Suicidal behaviours include:
Attempted suicide and suicide ideation are much more common than suicide.
Suicidal behaviour can be different in different cultures, so it is important to consider a person’s spiritual and cultural background. For each Aboriginal or Torres Strait Islander community, there may be unique or specific behaviours that are warning signs for suicidal behaviour.
It is not always easy to tell when someone is feeling suicidal and the warning signs may not be very clear. The following signs may help you to decide if a person is suicidal:
Difficult events or situations in a person’s life may put them at risk of suicide. These can include:
Age is also a major risk factor for suicide. In the Aboriginal and Torres Strait Islander population, people under the age of 35 years are at the greatest risk of suicide.
There has been a dramatic increase in the number of suicides in some Aboriginal and Torres Strait Islander communities in the past decade. The evidence shows that the rate of suicide among Aboriginal and Torres Strait Islander people is around two and a half times higher than the rate for other Australians. Aboriginal and Torres Strait Islander people aged between 25 – 34 years have the highest rate of suicide when compared with all other age groups.
Aboriginal and Torres Strait Islander people in any form of custody (e.g., lock-up or prison) are three times more likely than other people to commit suicide.
It is extremely important to never ignore a person if they are expressing feelings of suicidal behaviour. Often the hardest, but most important thing to do, is to ask if they are thinking of taking their own life. It is also important to take the person seriously and act immediately to keep them safe. Actions for helping someone who may be at risk of suicide include:
Finally, it is important that mental health workers never promise to keep a secret about a client’s suicidal behaviour or plans, instead workers should talk to the client about who else can help.
Freeman D, Freeman B (2009) Aboriginal social and emotional wellbeing fact sheet series. Campbelltown, NSW: Campbelltown Community Mental Health Service (SSWAHS)
Lifeline Australia (2009) Aboriginal suicide prevention information. Wollongong, NSW: Lifeline Australia Inc
Mendoza J, Rosenberg S (2010) Suicide and suicide prevention in Australia: breaking the silence. Moffat Beach, Qld: ConNetica Consulting
Mental Health First Aid Training and Research Program (2008) Suicidal thoughts and behaviours and deliberate self-injury: guidelines for providing mental health first aid to an Aboriginal or Torres Strait Islander person. Melbourne: Mental Health First Aid
Mindframe (2009) Suicide: for Indigenous media and programs. Canberra: Mindframe
Ministerial Council for Suicide Prevention (2005) Aboriginal people working together to prevent suicide and self harm. Perth, WA: Ministerial Council for Suicide Prevention
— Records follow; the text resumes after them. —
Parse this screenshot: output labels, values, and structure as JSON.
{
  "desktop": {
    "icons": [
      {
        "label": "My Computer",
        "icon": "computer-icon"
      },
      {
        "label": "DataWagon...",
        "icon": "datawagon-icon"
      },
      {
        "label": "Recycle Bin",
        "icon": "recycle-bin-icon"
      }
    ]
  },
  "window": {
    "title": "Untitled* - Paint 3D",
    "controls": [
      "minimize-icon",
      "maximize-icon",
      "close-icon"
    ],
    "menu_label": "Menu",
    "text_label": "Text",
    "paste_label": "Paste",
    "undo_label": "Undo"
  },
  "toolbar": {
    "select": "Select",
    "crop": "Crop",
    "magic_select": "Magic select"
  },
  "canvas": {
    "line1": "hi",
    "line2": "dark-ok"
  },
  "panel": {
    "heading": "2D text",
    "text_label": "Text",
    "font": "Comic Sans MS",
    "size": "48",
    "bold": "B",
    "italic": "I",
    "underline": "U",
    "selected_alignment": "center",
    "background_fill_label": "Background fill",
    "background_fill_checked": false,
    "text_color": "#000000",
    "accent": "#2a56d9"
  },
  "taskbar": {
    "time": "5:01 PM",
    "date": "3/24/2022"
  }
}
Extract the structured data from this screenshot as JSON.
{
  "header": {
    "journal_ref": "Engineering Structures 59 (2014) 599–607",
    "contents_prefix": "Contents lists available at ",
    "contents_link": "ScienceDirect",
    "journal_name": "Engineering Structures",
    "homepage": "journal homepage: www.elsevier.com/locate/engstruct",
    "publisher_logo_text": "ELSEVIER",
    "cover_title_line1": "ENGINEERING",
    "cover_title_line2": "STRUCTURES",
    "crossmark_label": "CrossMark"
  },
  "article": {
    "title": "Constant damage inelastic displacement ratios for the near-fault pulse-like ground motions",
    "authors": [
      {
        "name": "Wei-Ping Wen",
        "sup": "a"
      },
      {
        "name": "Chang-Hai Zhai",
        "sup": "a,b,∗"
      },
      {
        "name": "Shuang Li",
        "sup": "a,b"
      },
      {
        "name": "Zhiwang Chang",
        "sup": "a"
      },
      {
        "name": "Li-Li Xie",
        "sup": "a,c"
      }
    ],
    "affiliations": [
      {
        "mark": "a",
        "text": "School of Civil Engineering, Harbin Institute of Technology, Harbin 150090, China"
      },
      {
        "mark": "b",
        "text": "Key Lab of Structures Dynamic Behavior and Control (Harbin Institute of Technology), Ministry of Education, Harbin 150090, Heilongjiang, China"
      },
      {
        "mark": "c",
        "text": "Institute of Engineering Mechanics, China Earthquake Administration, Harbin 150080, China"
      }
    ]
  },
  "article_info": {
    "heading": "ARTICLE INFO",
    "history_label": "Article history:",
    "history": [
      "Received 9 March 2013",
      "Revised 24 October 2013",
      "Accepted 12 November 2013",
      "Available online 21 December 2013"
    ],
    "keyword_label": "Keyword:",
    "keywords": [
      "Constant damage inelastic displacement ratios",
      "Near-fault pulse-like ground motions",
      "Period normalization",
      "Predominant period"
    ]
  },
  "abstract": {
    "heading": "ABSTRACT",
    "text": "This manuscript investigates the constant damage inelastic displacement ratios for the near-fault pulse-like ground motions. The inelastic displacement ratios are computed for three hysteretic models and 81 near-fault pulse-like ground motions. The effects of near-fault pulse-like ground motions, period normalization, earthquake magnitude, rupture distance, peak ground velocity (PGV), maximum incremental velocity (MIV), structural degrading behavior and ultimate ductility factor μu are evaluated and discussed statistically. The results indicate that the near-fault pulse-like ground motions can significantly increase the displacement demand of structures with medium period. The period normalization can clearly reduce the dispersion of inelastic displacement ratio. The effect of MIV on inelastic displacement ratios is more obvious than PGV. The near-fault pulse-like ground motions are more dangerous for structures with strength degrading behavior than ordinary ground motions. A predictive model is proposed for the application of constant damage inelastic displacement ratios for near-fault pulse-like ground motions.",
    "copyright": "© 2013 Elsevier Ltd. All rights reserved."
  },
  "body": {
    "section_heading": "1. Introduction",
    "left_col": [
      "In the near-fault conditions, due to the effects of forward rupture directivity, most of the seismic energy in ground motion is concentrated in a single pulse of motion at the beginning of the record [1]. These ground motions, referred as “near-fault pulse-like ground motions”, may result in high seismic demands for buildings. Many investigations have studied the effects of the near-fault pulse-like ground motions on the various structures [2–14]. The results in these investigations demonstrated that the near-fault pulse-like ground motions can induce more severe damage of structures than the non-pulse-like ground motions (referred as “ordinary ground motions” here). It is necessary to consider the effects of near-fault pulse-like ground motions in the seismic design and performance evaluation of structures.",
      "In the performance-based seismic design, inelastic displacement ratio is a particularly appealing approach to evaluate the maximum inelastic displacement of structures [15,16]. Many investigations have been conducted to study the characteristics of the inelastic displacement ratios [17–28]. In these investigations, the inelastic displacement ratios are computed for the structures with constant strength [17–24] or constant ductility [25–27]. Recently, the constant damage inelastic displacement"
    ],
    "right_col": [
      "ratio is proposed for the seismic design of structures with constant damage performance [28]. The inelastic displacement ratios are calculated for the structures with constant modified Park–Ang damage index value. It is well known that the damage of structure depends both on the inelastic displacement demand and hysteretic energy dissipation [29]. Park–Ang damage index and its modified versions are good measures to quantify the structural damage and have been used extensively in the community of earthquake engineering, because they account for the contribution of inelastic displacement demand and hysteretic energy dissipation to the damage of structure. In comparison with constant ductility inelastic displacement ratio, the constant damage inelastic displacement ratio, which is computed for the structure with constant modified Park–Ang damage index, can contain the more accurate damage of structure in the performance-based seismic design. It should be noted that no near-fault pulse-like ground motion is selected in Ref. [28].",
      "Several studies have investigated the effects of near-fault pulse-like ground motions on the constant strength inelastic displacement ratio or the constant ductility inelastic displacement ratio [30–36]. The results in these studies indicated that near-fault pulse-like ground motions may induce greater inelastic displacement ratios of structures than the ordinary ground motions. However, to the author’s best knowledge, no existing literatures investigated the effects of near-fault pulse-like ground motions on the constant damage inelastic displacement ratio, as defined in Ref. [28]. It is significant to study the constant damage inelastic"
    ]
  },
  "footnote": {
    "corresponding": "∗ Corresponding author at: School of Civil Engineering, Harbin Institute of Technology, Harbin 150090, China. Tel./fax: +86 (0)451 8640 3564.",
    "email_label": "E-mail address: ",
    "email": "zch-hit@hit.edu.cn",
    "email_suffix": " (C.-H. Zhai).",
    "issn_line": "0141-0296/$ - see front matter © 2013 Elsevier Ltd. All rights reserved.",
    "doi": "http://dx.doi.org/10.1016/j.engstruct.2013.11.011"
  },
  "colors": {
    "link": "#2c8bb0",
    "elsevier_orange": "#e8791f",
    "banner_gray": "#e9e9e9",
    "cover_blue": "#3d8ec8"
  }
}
Queensland Department of Communities (2008) Responding to people at risk of suicide: How can you and your organisation help? Brisbane: Queensland Department of Communities
Steering Committee for the Review of Government Service Provision (2011) Overcoming Indigenous disadvantage: key indicators 2011. Canberra: Productivity Commission, Australia
© Australian Indigenous HealthInfoNet 2013
This product, excluding the Australian Indigenous HealthInfoNet logo, artwork, and any material owned by a third party or protected by a trademark, has been released under a Creative Commons BY-NC-ND 3.0 (CC BY-NC-ND 3.0) licence. Excluded material owned by third parties may include, for example, design and layout, images obtained under licence from third parties and signatures.